Exercise details: Before you return the entries below, strip out the pictures and keep all else exact.

Data for this task:

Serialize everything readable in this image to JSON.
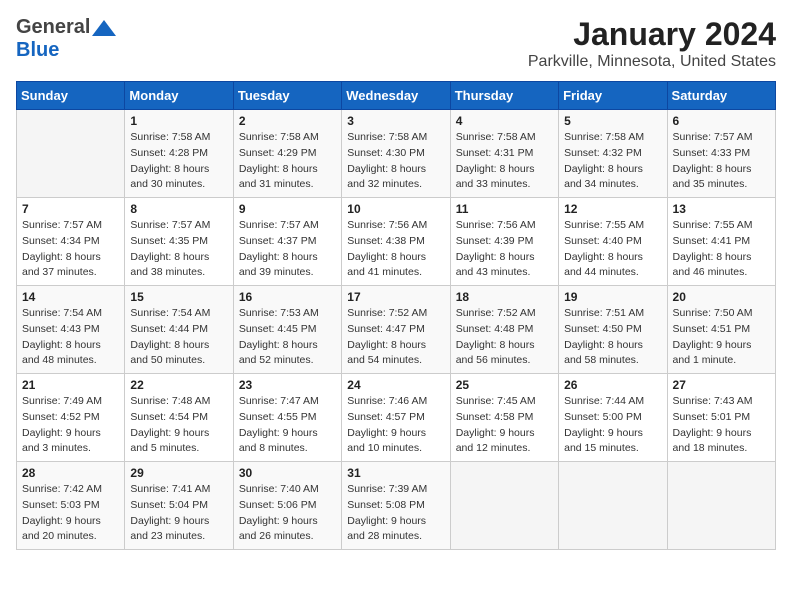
{
  "header": {
    "logo_line1": "General",
    "logo_line2": "Blue",
    "title": "January 2024",
    "subtitle": "Parkville, Minnesota, United States"
  },
  "days_of_week": [
    "Sunday",
    "Monday",
    "Tuesday",
    "Wednesday",
    "Thursday",
    "Friday",
    "Saturday"
  ],
  "weeks": [
    [
      {
        "day": "",
        "info": ""
      },
      {
        "day": "1",
        "info": "Sunrise: 7:58 AM\nSunset: 4:28 PM\nDaylight: 8 hours\nand 30 minutes."
      },
      {
        "day": "2",
        "info": "Sunrise: 7:58 AM\nSunset: 4:29 PM\nDaylight: 8 hours\nand 31 minutes."
      },
      {
        "day": "3",
        "info": "Sunrise: 7:58 AM\nSunset: 4:30 PM\nDaylight: 8 hours\nand 32 minutes."
      },
      {
        "day": "4",
        "info": "Sunrise: 7:58 AM\nSunset: 4:31 PM\nDaylight: 8 hours\nand 33 minutes."
      },
      {
        "day": "5",
        "info": "Sunrise: 7:58 AM\nSunset: 4:32 PM\nDaylight: 8 hours\nand 34 minutes."
      },
      {
        "day": "6",
        "info": "Sunrise: 7:57 AM\nSunset: 4:33 PM\nDaylight: 8 hours\nand 35 minutes."
      }
    ],
    [
      {
        "day": "7",
        "info": "Sunrise: 7:57 AM\nSunset: 4:34 PM\nDaylight: 8 hours\nand 37 minutes."
      },
      {
        "day": "8",
        "info": "Sunrise: 7:57 AM\nSunset: 4:35 PM\nDaylight: 8 hours\nand 38 minutes."
      },
      {
        "day": "9",
        "info": "Sunrise: 7:57 AM\nSunset: 4:37 PM\nDaylight: 8 hours\nand 39 minutes."
      },
      {
        "day": "10",
        "info": "Sunrise: 7:56 AM\nSunset: 4:38 PM\nDaylight: 8 hours\nand 41 minutes."
      },
      {
        "day": "11",
        "info": "Sunrise: 7:56 AM\nSunset: 4:39 PM\nDaylight: 8 hours\nand 43 minutes."
      },
      {
        "day": "12",
        "info": "Sunrise: 7:55 AM\nSunset: 4:40 PM\nDaylight: 8 hours\nand 44 minutes."
      },
      {
        "day": "13",
        "info": "Sunrise: 7:55 AM\nSunset: 4:41 PM\nDaylight: 8 hours\nand 46 minutes."
      }
    ],
    [
      {
        "day": "14",
        "info": "Sunrise: 7:54 AM\nSunset: 4:43 PM\nDaylight: 8 hours\nand 48 minutes."
      },
      {
        "day": "15",
        "info": "Sunrise: 7:54 AM\nSunset: 4:44 PM\nDaylight: 8 hours\nand 50 minutes."
      },
      {
        "day": "16",
        "info": "Sunrise: 7:53 AM\nSunset: 4:45 PM\nDaylight: 8 hours\nand 52 minutes."
      },
      {
        "day": "17",
        "info": "Sunrise: 7:52 AM\nSunset: 4:47 PM\nDaylight: 8 hours\nand 54 minutes."
      },
      {
        "day": "18",
        "info": "Sunrise: 7:52 AM\nSunset: 4:48 PM\nDaylight: 8 hours\nand 56 minutes."
      },
      {
        "day": "19",
        "info": "Sunrise: 7:51 AM\nSunset: 4:50 PM\nDaylight: 8 hours\nand 58 minutes."
      },
      {
        "day": "20",
        "info": "Sunrise: 7:50 AM\nSunset: 4:51 PM\nDaylight: 9 hours\nand 1 minute."
      }
    ],
    [
      {
        "day": "21",
        "info": "Sunrise: 7:49 AM\nSunset: 4:52 PM\nDaylight: 9 hours\nand 3 minutes."
      },
      {
        "day": "22",
        "info": "Sunrise: 7:48 AM\nSunset: 4:54 PM\nDaylight: 9 hours\nand 5 minutes."
      },
      {
        "day": "23",
        "info": "Sunrise: 7:47 AM\nSunset: 4:55 PM\nDaylight: 9 hours\nand 8 minutes."
      },
      {
        "day": "24",
        "info": "Sunrise: 7:46 AM\nSunset: 4:57 PM\nDaylight: 9 hours\nand 10 minutes."
      },
      {
        "day": "25",
        "info": "Sunrise: 7:45 AM\nSunset: 4:58 PM\nDaylight: 9 hours\nand 12 minutes."
      },
      {
        "day": "26",
        "info": "Sunrise: 7:44 AM\nSunset: 5:00 PM\nDaylight: 9 hours\nand 15 minutes."
      },
      {
        "day": "27",
        "info": "Sunrise: 7:43 AM\nSunset: 5:01 PM\nDaylight: 9 hours\nand 18 minutes."
      }
    ],
    [
      {
        "day": "28",
        "info": "Sunrise: 7:42 AM\nSunset: 5:03 PM\nDaylight: 9 hours\nand 20 minutes."
      },
      {
        "day": "29",
        "info": "Sunrise: 7:41 AM\nSunset: 5:04 PM\nDaylight: 9 hours\nand 23 minutes."
      },
      {
        "day": "30",
        "info": "Sunrise: 7:40 AM\nSunset: 5:06 PM\nDaylight: 9 hours\nand 26 minutes."
      },
      {
        "day": "31",
        "info": "Sunrise: 7:39 AM\nSunset: 5:08 PM\nDaylight: 9 hours\nand 28 minutes."
      },
      {
        "day": "",
        "info": ""
      },
      {
        "day": "",
        "info": ""
      },
      {
        "day": "",
        "info": ""
      }
    ]
  ]
}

Expected answer:
Serialize everything readable in this image to JSON.
{
  "header": {
    "logo_line1": "General",
    "logo_line2": "Blue",
    "title": "January 2024",
    "subtitle": "Parkville, Minnesota, United States"
  },
  "days_of_week": [
    "Sunday",
    "Monday",
    "Tuesday",
    "Wednesday",
    "Thursday",
    "Friday",
    "Saturday"
  ],
  "weeks": [
    [
      {
        "day": "",
        "info": ""
      },
      {
        "day": "1",
        "info": "Sunrise: 7:58 AM\nSunset: 4:28 PM\nDaylight: 8 hours\nand 30 minutes."
      },
      {
        "day": "2",
        "info": "Sunrise: 7:58 AM\nSunset: 4:29 PM\nDaylight: 8 hours\nand 31 minutes."
      },
      {
        "day": "3",
        "info": "Sunrise: 7:58 AM\nSunset: 4:30 PM\nDaylight: 8 hours\nand 32 minutes."
      },
      {
        "day": "4",
        "info": "Sunrise: 7:58 AM\nSunset: 4:31 PM\nDaylight: 8 hours\nand 33 minutes."
      },
      {
        "day": "5",
        "info": "Sunrise: 7:58 AM\nSunset: 4:32 PM\nDaylight: 8 hours\nand 34 minutes."
      },
      {
        "day": "6",
        "info": "Sunrise: 7:57 AM\nSunset: 4:33 PM\nDaylight: 8 hours\nand 35 minutes."
      }
    ],
    [
      {
        "day": "7",
        "info": "Sunrise: 7:57 AM\nSunset: 4:34 PM\nDaylight: 8 hours\nand 37 minutes."
      },
      {
        "day": "8",
        "info": "Sunrise: 7:57 AM\nSunset: 4:35 PM\nDaylight: 8 hours\nand 38 minutes."
      },
      {
        "day": "9",
        "info": "Sunrise: 7:57 AM\nSunset: 4:37 PM\nDaylight: 8 hours\nand 39 minutes."
      },
      {
        "day": "10",
        "info": "Sunrise: 7:56 AM\nSunset: 4:38 PM\nDaylight: 8 hours\nand 41 minutes."
      },
      {
        "day": "11",
        "info": "Sunrise: 7:56 AM\nSunset: 4:39 PM\nDaylight: 8 hours\nand 43 minutes."
      },
      {
        "day": "12",
        "info": "Sunrise: 7:55 AM\nSunset: 4:40 PM\nDaylight: 8 hours\nand 44 minutes."
      },
      {
        "day": "13",
        "info": "Sunrise: 7:55 AM\nSunset: 4:41 PM\nDaylight: 8 hours\nand 46 minutes."
      }
    ],
    [
      {
        "day": "14",
        "info": "Sunrise: 7:54 AM\nSunset: 4:43 PM\nDaylight: 8 hours\nand 48 minutes."
      },
      {
        "day": "15",
        "info": "Sunrise: 7:54 AM\nSunset: 4:44 PM\nDaylight: 8 hours\nand 50 minutes."
      },
      {
        "day": "16",
        "info": "Sunrise: 7:53 AM\nSunset: 4:45 PM\nDaylight: 8 hours\nand 52 minutes."
      },
      {
        "day": "17",
        "info": "Sunrise: 7:52 AM\nSunset: 4:47 PM\nDaylight: 8 hours\nand 54 minutes."
      },
      {
        "day": "18",
        "info": "Sunrise: 7:52 AM\nSunset: 4:48 PM\nDaylight: 8 hours\nand 56 minutes."
      },
      {
        "day": "19",
        "info": "Sunrise: 7:51 AM\nSunset: 4:50 PM\nDaylight: 8 hours\nand 58 minutes."
      },
      {
        "day": "20",
        "info": "Sunrise: 7:50 AM\nSunset: 4:51 PM\nDaylight: 9 hours\nand 1 minute."
      }
    ],
    [
      {
        "day": "21",
        "info": "Sunrise: 7:49 AM\nSunset: 4:52 PM\nDaylight: 9 hours\nand 3 minutes."
      },
      {
        "day": "22",
        "info": "Sunrise: 7:48 AM\nSunset: 4:54 PM\nDaylight: 9 hours\nand 5 minutes."
      },
      {
        "day": "23",
        "info": "Sunrise: 7:47 AM\nSunset: 4:55 PM\nDaylight: 9 hours\nand 8 minutes."
      },
      {
        "day": "24",
        "info": "Sunrise: 7:46 AM\nSunset: 4:57 PM\nDaylight: 9 hours\nand 10 minutes."
      },
      {
        "day": "25",
        "info": "Sunrise: 7:45 AM\nSunset: 4:58 PM\nDaylight: 9 hours\nand 12 minutes."
      },
      {
        "day": "26",
        "info": "Sunrise: 7:44 AM\nSunset: 5:00 PM\nDaylight: 9 hours\nand 15 minutes."
      },
      {
        "day": "27",
        "info": "Sunrise: 7:43 AM\nSunset: 5:01 PM\nDaylight: 9 hours\nand 18 minutes."
      }
    ],
    [
      {
        "day": "28",
        "info": "Sunrise: 7:42 AM\nSunset: 5:03 PM\nDaylight: 9 hours\nand 20 minutes."
      },
      {
        "day": "29",
        "info": "Sunrise: 7:41 AM\nSunset: 5:04 PM\nDaylight: 9 hours\nand 23 minutes."
      },
      {
        "day": "30",
        "info": "Sunrise: 7:40 AM\nSunset: 5:06 PM\nDaylight: 9 hours\nand 26 minutes."
      },
      {
        "day": "31",
        "info": "Sunrise: 7:39 AM\nSunset: 5:08 PM\nDaylight: 9 hours\nand 28 minutes."
      },
      {
        "day": "",
        "info": ""
      },
      {
        "day": "",
        "info": ""
      },
      {
        "day": "",
        "info": ""
      }
    ]
  ]
}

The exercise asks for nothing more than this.